Photographic Light source size is a very important aspect of professional photography lighting. Amateur photographers tent to gravitate toward larger and larger light source sizes, where most professional photographers realize how much more effective the use of smaller light sources can be.

Some Photographers prefer smaller lighting equipment.

Bigger is not always better?

You know what they say, it’s not the size of the wave, it’s the motion of the ocean. This concept not only applies to lesser endowed males, but also to food photography lighting.

When it comes to source size for lighting food, or any type of a photographic subject, bigger is not always better. The advantage to using larger light sources is that it tends to be a little safer, more forgiving and easier to use. Bigger light sources tend to make softer shadows and a more gradual conversion form: in light? to in shadow? across the subject matter, which sometimes is more appealing than the contrasty look created by a larger light source. (follow that?) The big disadvantage in using larger light sources is that the larger the source, the less texture it tends to create. The smaller light source tends to create itty bitty shadows across a surface, where the larger source tends to automatically fill in the shadows. The best way to create texture in the studio is to ?scrape? light across the desired surface. The smaller the light, the more texture you end up with. (given the same amount of fill) The more texture you get, the more drama you create.

(tangent subject – one of the tough things you will find in professional photography is translating your clients words into the photographic image. Drama is one of those words. Drama usually translates to using a small light, without much fill light, and at a harsh angle so that much of the subject is in shadow.)

Another nice thing about using small lights, is that you can intentionally cast shadows across the image (as in the background of the image supplied above.)

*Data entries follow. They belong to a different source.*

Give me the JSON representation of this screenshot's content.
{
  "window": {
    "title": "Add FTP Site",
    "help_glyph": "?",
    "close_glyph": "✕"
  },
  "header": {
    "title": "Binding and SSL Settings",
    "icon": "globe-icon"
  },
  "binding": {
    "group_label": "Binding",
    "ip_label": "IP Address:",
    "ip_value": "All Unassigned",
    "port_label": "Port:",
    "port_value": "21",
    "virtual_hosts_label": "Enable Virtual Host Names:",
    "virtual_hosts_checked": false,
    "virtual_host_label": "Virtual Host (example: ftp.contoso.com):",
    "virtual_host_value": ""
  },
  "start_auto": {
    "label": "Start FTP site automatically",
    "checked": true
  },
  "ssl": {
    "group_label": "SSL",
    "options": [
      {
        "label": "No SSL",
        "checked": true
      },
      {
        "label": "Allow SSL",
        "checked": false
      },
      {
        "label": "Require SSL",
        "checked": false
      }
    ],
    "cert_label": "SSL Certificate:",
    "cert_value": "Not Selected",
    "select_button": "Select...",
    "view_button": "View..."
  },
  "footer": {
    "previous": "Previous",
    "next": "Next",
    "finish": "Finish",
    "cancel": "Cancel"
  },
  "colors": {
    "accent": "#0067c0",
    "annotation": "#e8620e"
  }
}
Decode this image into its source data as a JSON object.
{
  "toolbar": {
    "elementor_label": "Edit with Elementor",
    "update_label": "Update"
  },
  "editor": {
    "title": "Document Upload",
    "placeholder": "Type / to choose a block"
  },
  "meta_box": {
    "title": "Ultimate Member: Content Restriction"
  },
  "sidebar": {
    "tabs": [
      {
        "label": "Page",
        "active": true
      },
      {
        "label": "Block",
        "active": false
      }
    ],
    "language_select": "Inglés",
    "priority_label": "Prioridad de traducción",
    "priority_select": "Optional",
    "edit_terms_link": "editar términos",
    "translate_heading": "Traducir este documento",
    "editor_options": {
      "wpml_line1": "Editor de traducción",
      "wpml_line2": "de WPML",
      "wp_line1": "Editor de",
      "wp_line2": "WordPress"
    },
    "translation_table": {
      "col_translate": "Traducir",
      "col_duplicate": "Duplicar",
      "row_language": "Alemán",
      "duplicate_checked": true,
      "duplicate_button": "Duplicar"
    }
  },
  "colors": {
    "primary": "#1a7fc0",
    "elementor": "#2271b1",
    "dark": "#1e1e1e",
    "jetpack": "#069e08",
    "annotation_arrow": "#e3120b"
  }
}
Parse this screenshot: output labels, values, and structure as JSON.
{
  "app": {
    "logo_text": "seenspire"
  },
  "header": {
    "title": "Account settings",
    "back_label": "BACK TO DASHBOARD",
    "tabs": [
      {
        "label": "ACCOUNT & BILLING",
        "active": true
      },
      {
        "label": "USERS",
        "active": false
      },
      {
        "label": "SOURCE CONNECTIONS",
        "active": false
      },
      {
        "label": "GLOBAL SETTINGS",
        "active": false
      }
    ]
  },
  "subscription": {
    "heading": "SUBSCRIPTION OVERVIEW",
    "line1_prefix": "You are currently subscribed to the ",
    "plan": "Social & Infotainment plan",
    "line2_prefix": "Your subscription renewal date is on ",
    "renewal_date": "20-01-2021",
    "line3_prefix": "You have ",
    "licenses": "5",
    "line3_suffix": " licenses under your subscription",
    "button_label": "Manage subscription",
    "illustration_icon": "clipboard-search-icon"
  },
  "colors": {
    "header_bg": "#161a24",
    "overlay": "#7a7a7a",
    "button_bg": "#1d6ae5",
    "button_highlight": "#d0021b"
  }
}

The down side to using small light sources, is the really crisp shadows that the small light casts onto the surface you are shooting on or across some of the other objects in the picture. The cast shadows across other objects can be avoided by adjusting the composition or by possibly selecting another position for the light. With a little experimentation, you will find that these shadows can be minimized by using reflectors (or mirrors) to bounce light into just the shadow areas.
So- if your goal is to create as much texture as possible, try using a small light source in place of the big freaken box you usually use. And if you screw up and your client hates it, give them my number. : )